On the other hand, a company’s social consciousness can also be a boost of a its image and business. For example, the number of socially screened mutual funds in the United States increased from 168 funds in 1999 to 230 funds in 2001; the total of United States managed investment assets grew only 22% from 1999 to 2001, but socially screened assets under professional management increased by 36% in the same period.
The third trend of governance is that non-governmental organizations (NGO), such as Green Peace, will play increasingly important roles and impose greater influence on government and multinational corporations. There are 2091 NGOs that hold consultative status at the United Nations, compared to 928 in 1991, and 41 in 1948. These NGOs contribute information and expertise, advocate policies on behalf of their interests and help implement those policies through various international institutions. Estimates show that NGOs channel over 15% of total overseas development aid.
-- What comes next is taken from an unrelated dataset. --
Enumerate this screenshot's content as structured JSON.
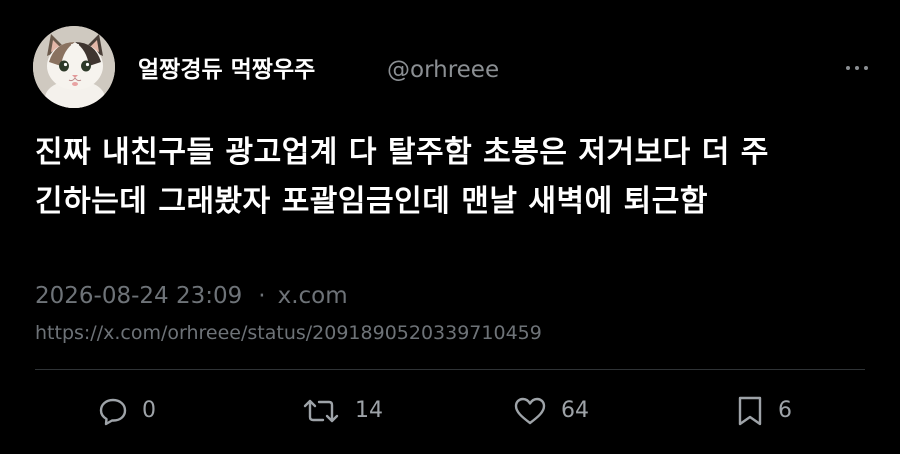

Over the next twenty-five years, I predict these NGOs will have more resources to expand their activities and will become more confident of their power and more confrontational. They will be better organized, more media savvy, more active as stakeholders and more connected by the Internet and telecommunication technologies. Meanwhile, government and corporations will expect non-governmental organizations to meet the similar accountability and transparency standards. NGOs themselves need to keep the balance between volunteerism, which is the defining character of NGOs, and the professionalism, which is necessary for NGOs to operate competitively in the non-profit environment.
To set up constructive relationship with NGOs, I recommend multinational businesses report to the public their environmental and social performance on a regular basis, design, manufacture and distribute products that address public concerns about environment, resources use and health. More importantly, they must learn how to work with NGOs to promote internal reforms, improve profitability, enhance reputation and, in many cases, earn their tickets to the emerging markets.
Global strategy or management teams must prepare for these tectonic shifts. While it is impossible to make an exact prediction, firms should develop two or scenarios of what their business environment is likely to look like in a few years. After developing the scenarios, firms need to determine strategies to be successful in each of their predictions for the upcoming environment. Once the strategies are in place, management teams must devise metrics or indicators to follow to decide which of the scenarios is becoming reality and how the firms need to reorient their strategy implementation. Whether and how well multi-national corporations can grasp the opportunities and avoid the risks relating to these trends will determine their fate in the first quarter of the twenty-first century.
© Copyright Fariborz Ghadar 2004